RELEASE DATE: JULY 25
The town was jumping, everybody was geared up for the celebration. The BCU—the Bedlam Credit Union—had cordoned off a section of its parking lot for those of us in the Moonrise Coven, given we were leading the ritual. It was directly across from Turnwheel Park—a large city park that was used for holiday events. During the rest of the year, the city sold licenses to various vendors and events coordinators to hold large scale productions.
During the spring and summer, the farmer’s market ran almost every weekend, and the park was filled with renaissance fairs. In autumn, the Bedlam County Fair held competitions, including a jam & jelly competition, a pickling competition, and the best baker’s competition. Neverfall Academy held its annual spelling bee in the park, along with dances and other events.

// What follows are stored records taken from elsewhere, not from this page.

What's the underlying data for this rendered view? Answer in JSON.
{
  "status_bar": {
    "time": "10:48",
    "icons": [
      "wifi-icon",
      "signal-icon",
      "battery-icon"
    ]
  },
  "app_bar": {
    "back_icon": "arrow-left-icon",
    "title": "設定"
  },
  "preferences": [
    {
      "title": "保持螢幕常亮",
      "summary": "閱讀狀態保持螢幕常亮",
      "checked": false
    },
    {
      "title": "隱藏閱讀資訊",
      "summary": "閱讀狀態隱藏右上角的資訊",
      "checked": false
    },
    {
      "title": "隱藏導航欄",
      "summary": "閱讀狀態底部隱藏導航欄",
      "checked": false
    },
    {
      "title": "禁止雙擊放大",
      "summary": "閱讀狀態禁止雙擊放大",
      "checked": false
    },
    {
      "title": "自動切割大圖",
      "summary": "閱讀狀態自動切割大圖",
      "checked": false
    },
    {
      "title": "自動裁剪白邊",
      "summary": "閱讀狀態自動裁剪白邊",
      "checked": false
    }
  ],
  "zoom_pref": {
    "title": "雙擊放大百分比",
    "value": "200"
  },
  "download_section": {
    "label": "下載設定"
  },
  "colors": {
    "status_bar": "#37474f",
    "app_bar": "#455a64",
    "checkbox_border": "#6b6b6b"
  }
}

Thanksgiving saw the community dinner, where all were welcome. The Winter Carnival was a yearly event. And through the year, the Moonrise Coven led rituals for the four of the eight high holidays. We guided the city through the equinoxes and solstices.
I found the rest of the coven, and made sure to put on a good face for them. Tonight was about new beginnings and renewal and a balance of energies between light and dark. I forced myself to focus and leave everything else outside as we discussed the final preparations for the magical ritual we’d be leading.
Sandy and I checked over the altar to make certain everything was there. The ritual sword, with which I would cast the Circle, the chalice and cakes, the incense and the spell components I’d need to conjure up the butterflies for the end of the ritual.
Finally, satisfied that all was in order, I motioned to the coven and we retreated into a small tent to the side. Everyone was there who was supposed to be: Sandy and me, Tristan, Angus, Terrance, and Tanith. Members of the Inner Council, we would lead the ritual. The other members of the coven—sixteen in all—would take their places throughout the crowds, guiding the townsfolk through the ritual.
An auxiliary group—the Moonrise Drummers—a group of witches who found their magic through music—were there to play for us. Thirteen in number, together they possessed an amazing array of talents. They stationed themselves at the four directional markers and as we neared five pm, they began to beat out a tattoo, calling the village to ceremony.
We waited until the precise moment, then I led the other ritualists to the main altar.
The rest of the coven led the townsfolk who had gathered—there must have been a thousand people show up for the ritual—into a series of concentric circles around the main altar. The drummers built the tempo and then, when everyone was in place, I lifted the sword high into the air and the drumbeat fell to a hush.